Before the quote above Aurelius writes, “Think of the eager pursuit of anything conjoined with pride; and how worthless everything is after which men violently strain.” By encouraging us to avoid pride and to seek relationships, he is encouraging us to live well with those around us and to recognize the needs of our society. Striving to be great is not a negative thing on its own, but when it is combined with a desire to obtain great wealth and material possessions, or to impress to others, the goal of greatness becomes a trap that we cannot escape.

 

Aurelius would not have argued that we should never feel pride, but that we should redirect that pride away from selfish desires.
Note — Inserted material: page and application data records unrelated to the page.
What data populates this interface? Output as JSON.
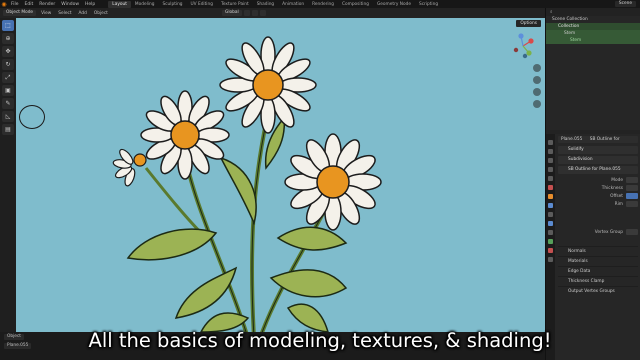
{
  "topbar": {
    "menus": [
      "File",
      "Edit",
      "Render",
      "Window",
      "Help"
    ],
    "workspaces": [
      "Layout",
      "Modeling",
      "Sculpting",
      "UV Editing",
      "Texture Paint",
      "Shading",
      "Animation",
      "Rendering",
      "Compositing",
      "Geometry Node",
      "Scripting"
    ],
    "active_workspace": "Layout",
    "scene_label": "Scene"
  },
  "header": {
    "mode": "Object Mode",
    "menus": [
      "View",
      "Select",
      "Add",
      "Object"
    ],
    "orientation": "Global"
  },
  "viewport": {
    "options_label": "Options",
    "background_color": "#7fbccc"
  },
  "outliner": {
    "title": "Scene Collection",
    "rows": [
      "Scene Collection",
      "Collection",
      "Stem",
      "Stem"
    ]
  },
  "properties": {
    "object_name": "Plane.055",
    "search_field": "SB Outline for",
    "modifiers": [
      "Solidify",
      "Subdivision",
      "SB Outline for Plane.055"
    ],
    "props": [
      "Mode",
      "Thickness",
      "Offset",
      "Rim"
    ],
    "vertex_group": "Vertex Group",
    "panels": [
      "Normals",
      "Materials",
      "Edge Data",
      "Thickness Clamp",
      "Output Vertex Groups"
    ]
  },
  "bottombar": {
    "object_label": "Object",
    "plane_label": "Plane.055"
  },
  "subtitle": "All the basics of modeling, textures, & shading!",
  "icons": {
    "logo": "blender-logo-icon",
    "tools": [
      "select-box-icon",
      "cursor-icon",
      "move-icon",
      "rotate-icon",
      "scale-icon",
      "transform-icon",
      "annotate-icon",
      "measure-icon",
      "add-cube-icon"
    ]
  }
}
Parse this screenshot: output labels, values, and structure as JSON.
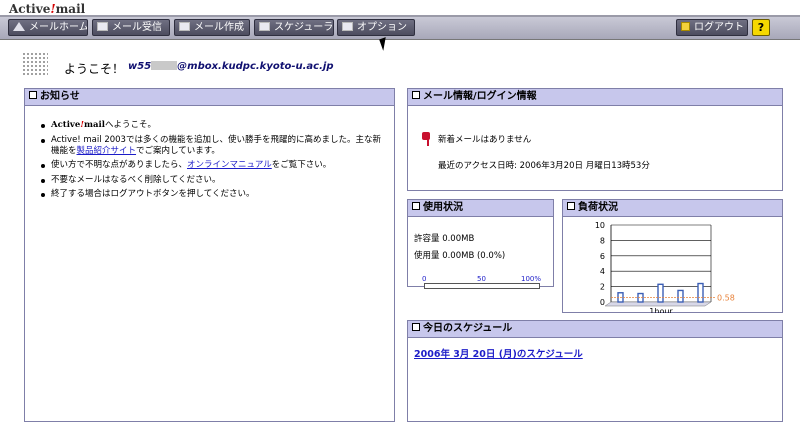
{
  "app": {
    "logo": "Active!mail",
    "logo_prefix": "Active",
    "logo_bang": "!",
    "logo_suffix": "mail"
  },
  "toolbar": {
    "buttons": [
      {
        "label": "メールホーム",
        "icon": "home-icon"
      },
      {
        "label": "メール受信",
        "icon": "envelope-icon"
      },
      {
        "label": "メール作成",
        "icon": "compose-icon"
      },
      {
        "label": "スケジューラ",
        "icon": "calendar-icon"
      },
      {
        "label": "オプション",
        "icon": "options-icon"
      }
    ],
    "logout_label": "ログアウト",
    "help_label": "?"
  },
  "user": {
    "greeting": "ようこそ！",
    "email_local": "w55",
    "email_domain": "@mbox.kudpc.kyoto-u.ac.jp"
  },
  "news": {
    "title": "お知らせ",
    "items": [
      {
        "brand_prefix": "Active",
        "brand_bang": "!",
        "brand_suffix": "mail",
        "text": "へようこそ。"
      },
      {
        "text": "Active! mail 2003では多くの機能を追加し、使い勝手を飛躍的に高めました。主な新機能を",
        "link": "製品紹介サイト",
        "after": "でご案内しています。"
      },
      {
        "text": "使い方で不明な点がありましたら、",
        "link": "オンラインマニュアル",
        "after": "をご覧下さい。"
      },
      {
        "text": "不要なメールはなるべく削除してください。"
      },
      {
        "text": "終了する場合はログアウトボタンを押してください。"
      }
    ]
  },
  "mail_info": {
    "title": "メール情報/ログイン情報",
    "new_mail": "新着メールはありません",
    "last_access": "最近のアクセス日時: 2006年3月20日 月曜日13時53分"
  },
  "usage": {
    "title": "使用状況",
    "quota": "許容量 0.00MB",
    "used": "使用量 0.00MB (0.0%)",
    "scale": [
      "0",
      "50",
      "100%"
    ],
    "fill_fraction": 0.0
  },
  "load": {
    "title": "負荷状況",
    "chart_data": {
      "type": "bar",
      "y_ticks": [
        "10",
        "8",
        "6",
        "4",
        "2",
        "0"
      ],
      "ylim": [
        0,
        10
      ],
      "values": [
        1.2,
        1.1,
        2.3,
        1.5,
        2.4
      ],
      "threshold": 0.58,
      "threshold_label": "0.58",
      "xlabel": "1hour",
      "bar_color": "#3b5fb6",
      "threshold_color": "#e8823a"
    }
  },
  "schedule": {
    "title": "今日のスケジュール",
    "link": "2006年 3月 20日 (月)のスケジュール"
  }
}
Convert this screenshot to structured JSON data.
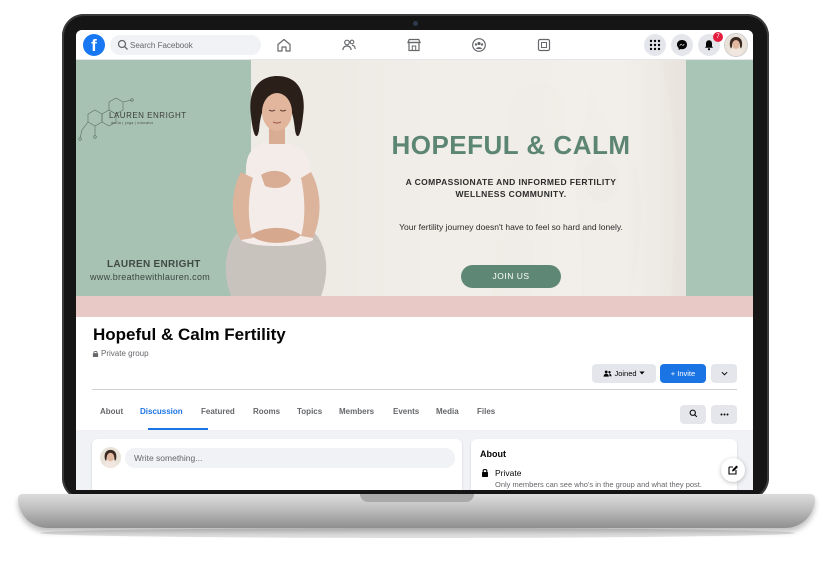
{
  "nav": {
    "logo_letter": "f",
    "search_placeholder": "Search Facebook",
    "notification_count": "7",
    "icons": [
      "home-icon",
      "friends-icon",
      "marketplace-icon",
      "groups-icon",
      "gaming-icon",
      "menu-grid-icon",
      "messenger-icon",
      "bell-icon"
    ]
  },
  "cover": {
    "logo_name": "LAUREN ENRIGHT",
    "logo_sub": "doula | yoga | educator",
    "name": "LAUREN ENRIGHT",
    "site": "www.breathewithlauren.com",
    "headline": "HOPEFUL & CALM",
    "tagline": "A COMPASSIONATE AND INFORMED FERTILITY WELLNESS COMMUNITY.",
    "journey": "Your fertility journey doesn't have to feel so hard and lonely.",
    "join_label": "JOIN US"
  },
  "group": {
    "title": "Hopeful & Calm Fertility",
    "privacy": "Private group",
    "joined_label": "Joined",
    "invite_label": "+ Invite",
    "tabs": [
      "About",
      "Discussion",
      "Featured",
      "Rooms",
      "Topics",
      "Members",
      "Events",
      "Media",
      "Files"
    ],
    "active_tab": "Discussion"
  },
  "composer": {
    "placeholder": "Write something..."
  },
  "about": {
    "title": "About",
    "private_label": "Private",
    "private_desc": "Only members can see who's in the group and what they post."
  },
  "colors": {
    "brand_blue": "#1877f2",
    "accent_blue": "#1b74e4",
    "cover_green": "#5f8776",
    "cover_pink": "#e9c9c5",
    "notification_red": "#e41e3f"
  }
}
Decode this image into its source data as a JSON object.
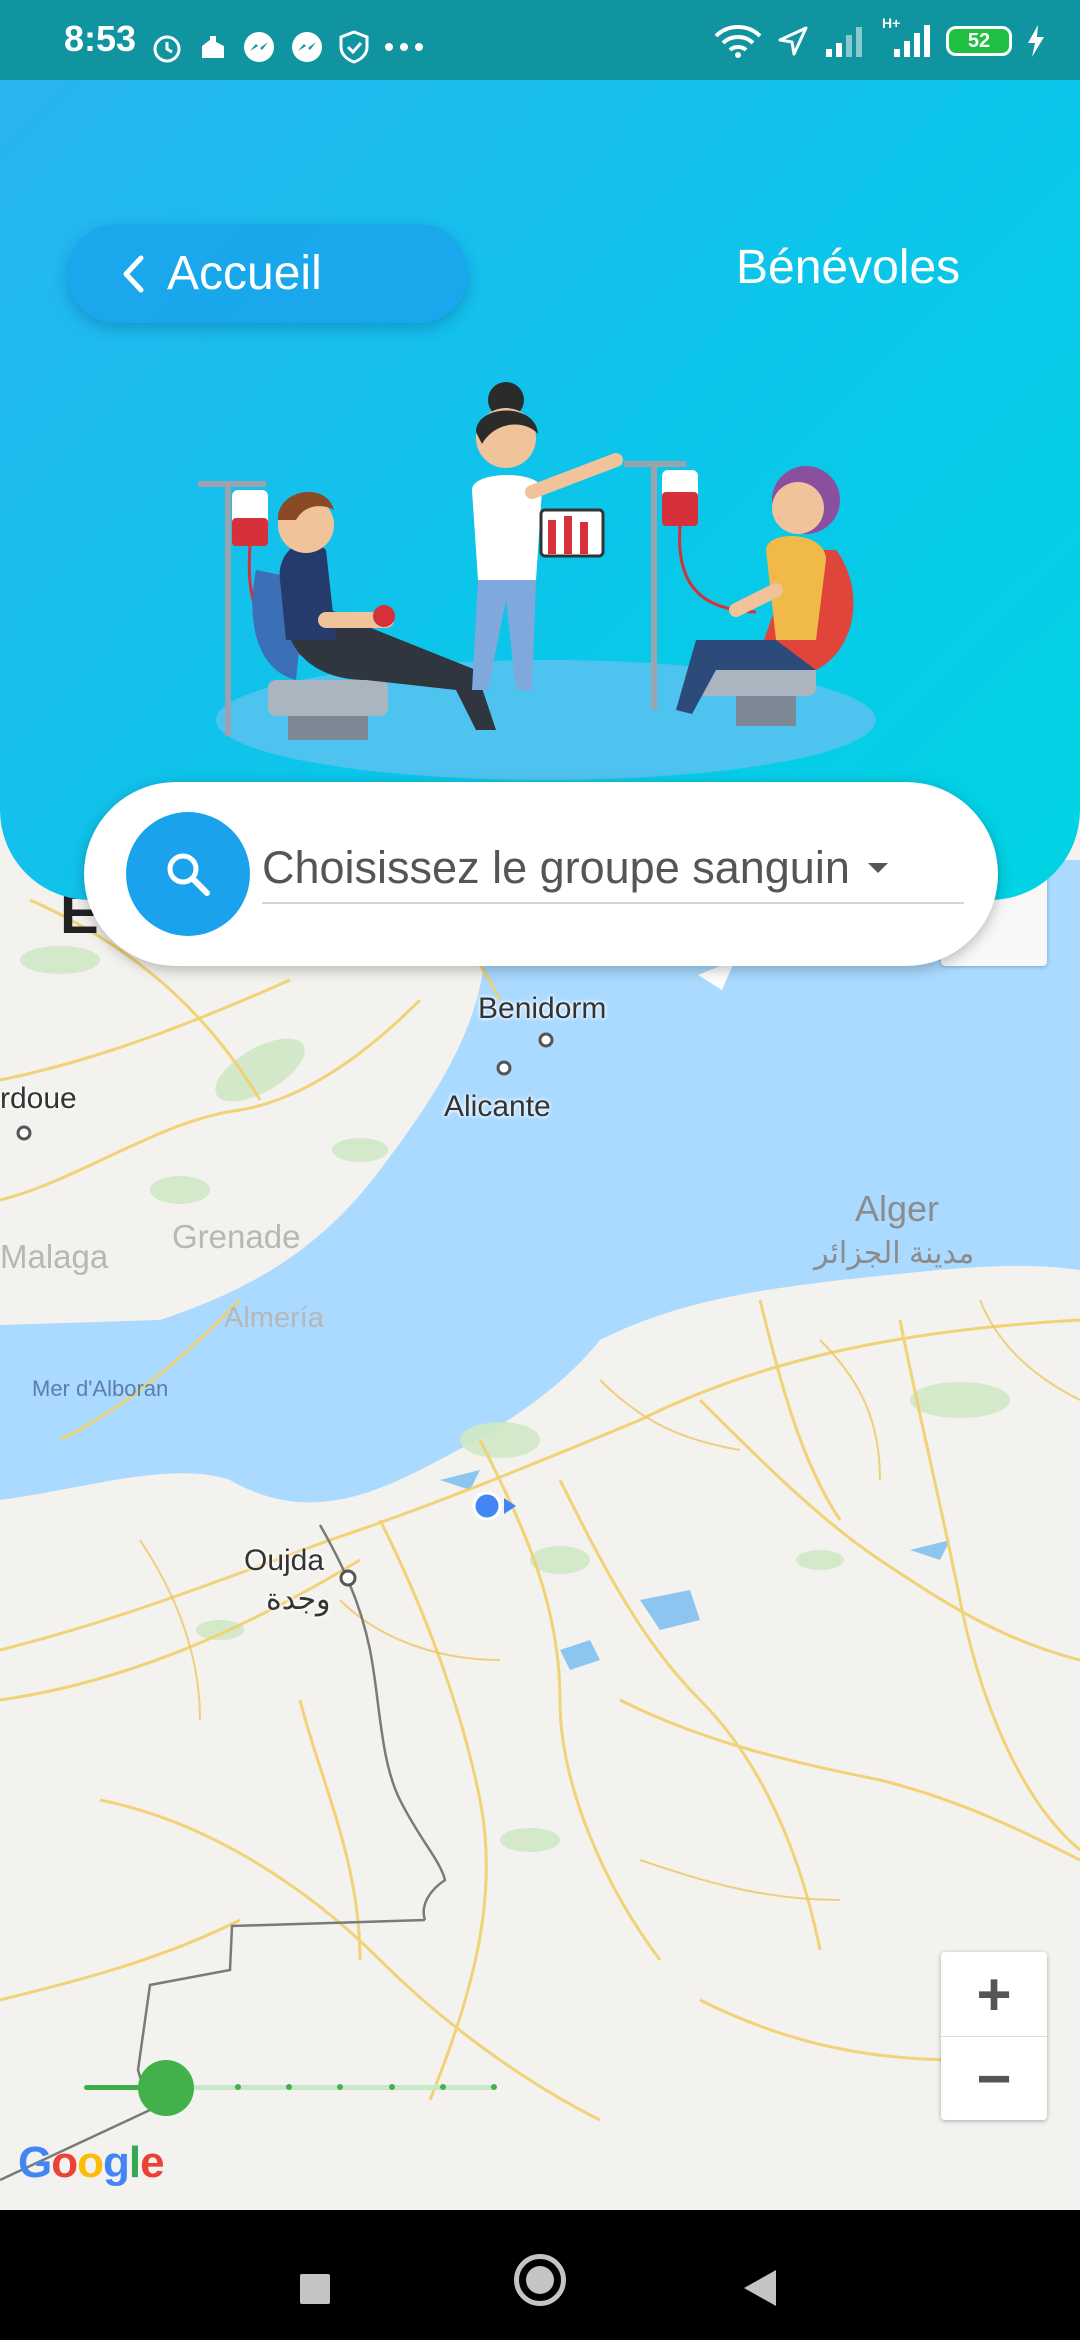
{
  "status_bar": {
    "time": "8:53",
    "battery": "52",
    "network": "H+"
  },
  "header": {
    "back_label": "Accueil",
    "volunteers_label": "Bénévoles"
  },
  "search": {
    "placeholder": "Choisissez le groupe sanguin"
  },
  "map": {
    "cities": {
      "benidorm": "Benidorm",
      "alicante": "Alicante",
      "cordoue": "rdoue",
      "malaga": "Malaga",
      "grenade": "Grenade",
      "almeria": "Almería",
      "alger": "Alger",
      "alger_ar": "مدينة الجزائر",
      "oujda": "Oujda",
      "oujda_ar": "وجدة"
    },
    "sea_label": "Mer d'Alboran",
    "partial_letter": "E",
    "attribution": "Google",
    "zoom_in": "+",
    "zoom_out": "−",
    "distance_slider_fraction": 0.2
  },
  "colors": {
    "header_gradient_start": "#2bb2f2",
    "header_gradient_end": "#00d4e3",
    "status_bar": "#10949f",
    "sea": "#aadaff",
    "slider": "#43b14b",
    "search_accent": "#1aa3ec"
  }
}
By focusing on others and helping others we can develop a sense of pride that results from becoming a more connected and well rounded human being, and we can enjoy the self-confidence that flows with that pride. Ultimately however, we must make sure that we are not feeding that pride for our own self-interests and we must ensure that our pride is generated from actions that are benevolent toward all.

Good Fortune

In stoic philosophy being able to control your emotions is a central focus since it allows you to make better decisions, interact in a more sociable manner with all people, and to see the world from better perspectives through a process of reflection and controlled decision making.  Thinking about our thinking and thought process is how we begin to develop control over our emotions, and it allows us to shift our reactions and feelings to better handle situations.  Throughout the collection of his writing in the book, Meditations, Roman Emperor Marcus Aurelius provides us with examples of situations where greater awareness, reflection, and emotional temperance can help us become better people. When facing adversity Aurelius writes, “Remember too, an every occasion which leads thee to vexation to apply this principle; not that this is a misfortune, but that to bear it nobly is good fortune.” In writing this he shows how a shift in thinking and focus can help us move from feeling anxious or dejected to hopeful and proud. Learning to control our emotions and shift the way we feel can help us move forward and advance in situations where we would rather shrink and shy away.

Aurelius’ quote is very inspirational to me because it shows that we can choose how a negative situation will affect us.  We can take a bad situation and always change our perspective to see ways in which we can move forward and take away something positive.  I don’t think that Aurelius would encourage us to jump straight to this mindset in any tragedy, we are human and will still feel those emotions, but over time we can move from negative spaces following any tragedy and build better emotional feelings and thoughts.

I find that Marcus Aurelius’ quote above is the most impactful and useful when applied to the small negatives and social situations that we face every day. It is easy to allow small frustrations to build and become major stressors in your life. We all face challenges and annoyances every day which make us bristle despite their petty nature or their small impact on our lives.  What we can learn from stoicism is that we have a choice in how we react to these daily annoyances, and we can childishly complain, or we can pause and decide to nobly bear the situation knowing that it does not truly impact our life.  Shifting our focus in this way can allow us to be more magnanimous toward people around us, it can improve our health as we drop our blood pressure and avoid fits of rage, and it can also give us the opportunity to present the world with the best version of who we are.